__WORK REQUIRED__. Output each of the entries exactly, skipping every picture they contain.

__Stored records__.

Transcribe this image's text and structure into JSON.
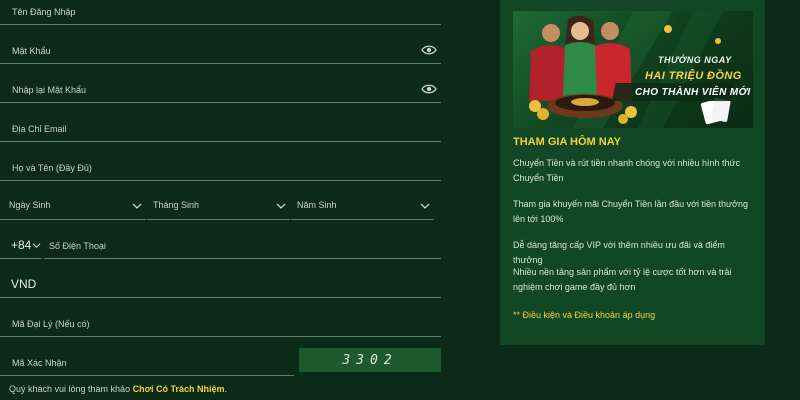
{
  "form": {
    "username_label": "Tên Đăng Nhập",
    "password_label": "Mật Khẩu",
    "confirm_password_label": "Nhập lại Mật Khẩu",
    "email_label": "Địa Chỉ Email",
    "fullname_label": "Họ và Tên (Đầy Đủ)",
    "birth_day_label": "Ngày Sinh",
    "birth_month_label": "Tháng Sinh",
    "birth_year_label": "Năm Sinh",
    "country_code": "+84",
    "phone_label": "Số Điện Thoại",
    "currency": "VND",
    "agent_code_label": "Mã Đại Lý (Nếu có)",
    "captcha_label": "Mã Xác Nhận",
    "captcha_value": "3302",
    "note_prefix": "Quý khách vui lòng tham khảo ",
    "note_link": "Chơi Có Trách Nhiệm",
    "note_suffix": "."
  },
  "panel": {
    "banner_line1": "THƯỞNG NGAY",
    "banner_line2": "HAI TRIỆU ĐỒNG",
    "banner_line3": "CHO THÀNH VIÊN MỚI",
    "heading": "THAM GIA HÔM NAY",
    "item1": "Chuyển Tiền và rút tiền nhanh chóng với nhiều hình thức Chuyển Tiền",
    "item2": "Tham gia khuyến mãi Chuyển Tiền lần đầu với tiền thưởng lên tới 100%",
    "item3": "Dễ dàng tăng cấp VIP với thêm nhiều ưu đãi và điểm thưởng",
    "item4": "Nhiều nền tảng sản phẩm với tỷ lệ cược tốt hơn và trải nghiệm chơi game đầy đủ hơn",
    "terms": "** Điều kiện và Điều khoản áp dụng"
  },
  "colors": {
    "background": "#0b2a17",
    "panel": "#124726",
    "accent": "#f2d23a",
    "captcha_bg": "#1f5a2f"
  }
}
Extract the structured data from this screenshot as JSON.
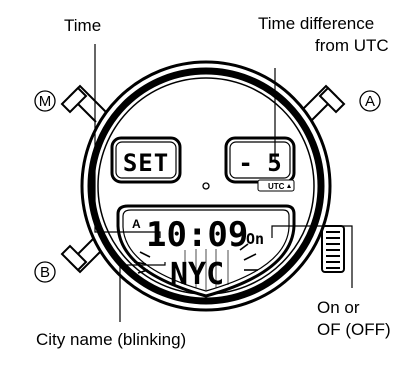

__RESULT BELOW__.
Transcribe this image's text and structure into JSON.
{
  "form": {
    "username_label": "Tên Đăng Nhập",
    "password_label": "Mật Khẩu",
    "confirm_password_label": "Nhập lại Mật Khẩu",
    "email_label": "Địa Chỉ Email",
    "fullname_label": "Họ và Tên (Đầy Đủ)",
    "birth_day_label": "Ngày Sinh",
    "birth_month_label": "Tháng Sinh",
    "birth_year_label": "Năm Sinh",
    "country_code": "+84",
    "phone_label": "Số Điện Thoại",
    "currency": "VND",
    "agent_code_label": "Mã Đại Lý (Nếu có)",
    "captcha_label": "Mã Xác Nhận",
    "captcha_value": "3302",
    "note_prefix": "Quý khách vui lòng tham khảo ",
    "note_link": "Chơi Có Trách Nhiệm",
    "note_suffix": "."
  },
  "panel": {
    "banner_line1": "THƯỞNG NGAY",
    "banner_line2": "HAI TRIỆU ĐỒNG",
    "banner_line3": "CHO THÀNH VIÊN MỚI",
    "heading": "THAM GIA HÔM NAY",
    "item1": "Chuyển Tiền và rút tiền nhanh chóng với nhiều hình thức Chuyển Tiền",
    "item2": "Tham gia khuyến mãi Chuyển Tiền lần đầu với tiền thưởng lên tới 100%",
    "item3": "Dễ dàng tăng cấp VIP với thêm nhiều ưu đãi và điểm thưởng",
    "item4": "Nhiều nền tảng sản phẩm với tỷ lệ cược tốt hơn và trải nghiệm chơi game đầy đủ hơn",
    "terms": "** Điều kiện và Điều khoản áp dụng"
  },
  "colors": {
    "background": "#0b2a17",
    "panel": "#124726",
    "accent": "#f2d23a",
    "captcha_bg": "#1f5a2f"
  }
}
Extract the structured data from this screenshot as JSON.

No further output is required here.